5-years is too short

Successfully building new things requires a mental model of the future. It doesn’t matter whether you’re investing your time, your labor, or your your mind to do so.

Anyone who angel invests, works at a startup, or even helps to build products and services at enormous companies needs to be able to accurately gauge what the future is going to look like. People at Procter & Gamble need to understand how folks will buy soap and wash themselves in the future. Folks at McDonald’s need to understand how health trends will impact their customers diets. And companies like Hertz need to successfully forecast the role autonomous vehicles will play in the transportation market.

But more often than not, when I see people predicting what the future holds, it’s on an awkward 5-year planning horizon. It’s my belief that 5 years is just about the worst planning horizon you can choose.

For most people, 3-years is incremental. 5-years feels long. And 10-years seems unfathomable. If most people are changing jobs every decade, the thought of planning their pursuits around a vision of the world that far in advance may feel ludicrous.

So we end up in 5-year planning cycles.

But the problem is that we think we can see 5 years in the future. We feel like we have enough insight into what changed and how it played out in the last 5 years to successfully project how the world should work from here. We work forwards, not backwards.

On 5-year timelines the world seems linear. You remember buying your first iPhone. You remember looking down at your pocket. And you remember imagining, wow… this thing is going to be really cool. On 5-year timelines, we feel like we can forecast change.

Just take a look at the below chart (US GDP growth quarterly from 2010-2014). None of those growth rates looks too big. The US Economy wasn’t growing more than 5% annually during any quarter in the past 5 years. And in some quarters it’s even been negative.

It’s not dramatic growth. It’s slow and steady.

The problem is that over time, change compounds. It’s exponential, not linear. And it’s incredibly difficult to forecast out the future from an expectation of incremental, linear change.

Just look at US per capita GDP from 1920 to today. That same incremental growth that seems so easy to predict has led us to GDP per capita that is almost 10 times larger in just a 90 year period. If we follow the same trajectory, we'll see that number close to 500K annually. Every American could own a Tesla, a loft in Manhattan, a beach house, and so much more.

It sounds fantastical. But it’s probably not too far from the truth. With the advances in robotics, machine learning, and networking that we’re seeing today, it’s not unreasonable to imagine a world of abundance. (Obviously, we’ll have some social challenges along the path - but that’s an entirely different challenge).

When you start thinking about the ways the world will change on a 10, 20, or 30-year time horizon, it stops looking linear. We know that 30 years from now, driverless cars will be a reality. On that timeline, we can very clearly see a path towards using renewable energy to power our transportation and our homes. We presume that even the smallest household items will be networked.

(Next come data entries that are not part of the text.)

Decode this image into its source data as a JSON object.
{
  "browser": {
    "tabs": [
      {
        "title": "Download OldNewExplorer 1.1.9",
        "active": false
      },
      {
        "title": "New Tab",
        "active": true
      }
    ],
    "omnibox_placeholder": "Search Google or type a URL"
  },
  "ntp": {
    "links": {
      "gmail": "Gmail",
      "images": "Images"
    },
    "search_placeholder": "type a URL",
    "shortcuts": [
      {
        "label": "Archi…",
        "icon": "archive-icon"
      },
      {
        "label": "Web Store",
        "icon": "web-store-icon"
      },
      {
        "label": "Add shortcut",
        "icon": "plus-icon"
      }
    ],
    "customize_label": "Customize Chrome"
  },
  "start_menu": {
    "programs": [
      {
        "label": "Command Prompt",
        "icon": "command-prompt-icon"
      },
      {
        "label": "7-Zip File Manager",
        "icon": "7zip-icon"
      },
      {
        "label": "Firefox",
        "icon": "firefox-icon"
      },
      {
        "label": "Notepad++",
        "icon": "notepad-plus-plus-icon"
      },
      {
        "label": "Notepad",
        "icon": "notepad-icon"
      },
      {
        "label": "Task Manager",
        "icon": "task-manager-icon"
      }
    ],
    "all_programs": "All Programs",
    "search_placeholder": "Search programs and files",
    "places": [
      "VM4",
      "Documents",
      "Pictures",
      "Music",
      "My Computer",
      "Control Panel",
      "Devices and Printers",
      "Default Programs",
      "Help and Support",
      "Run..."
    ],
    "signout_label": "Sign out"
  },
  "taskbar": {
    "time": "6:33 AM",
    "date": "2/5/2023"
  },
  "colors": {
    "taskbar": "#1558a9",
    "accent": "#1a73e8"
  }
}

And when you start planning based on that world, you have a very different perspective. The questions you ask yourself are fundamentally different. You’ll question whether your business, strategy, or profit model are at all relevant. You’ll challenge yourself on the types of talent needed in this future economy. You’ll force yourself to think about how the very lives of your consumers will evolve.

On a 5 year timeline, we miss all of that.

We might slightly underestimate the the scope of change on a 5-year time horizon if we start imagining based on the world that exists today. But we drastically underestimate the scope of change 20 years from now if we start at that same point.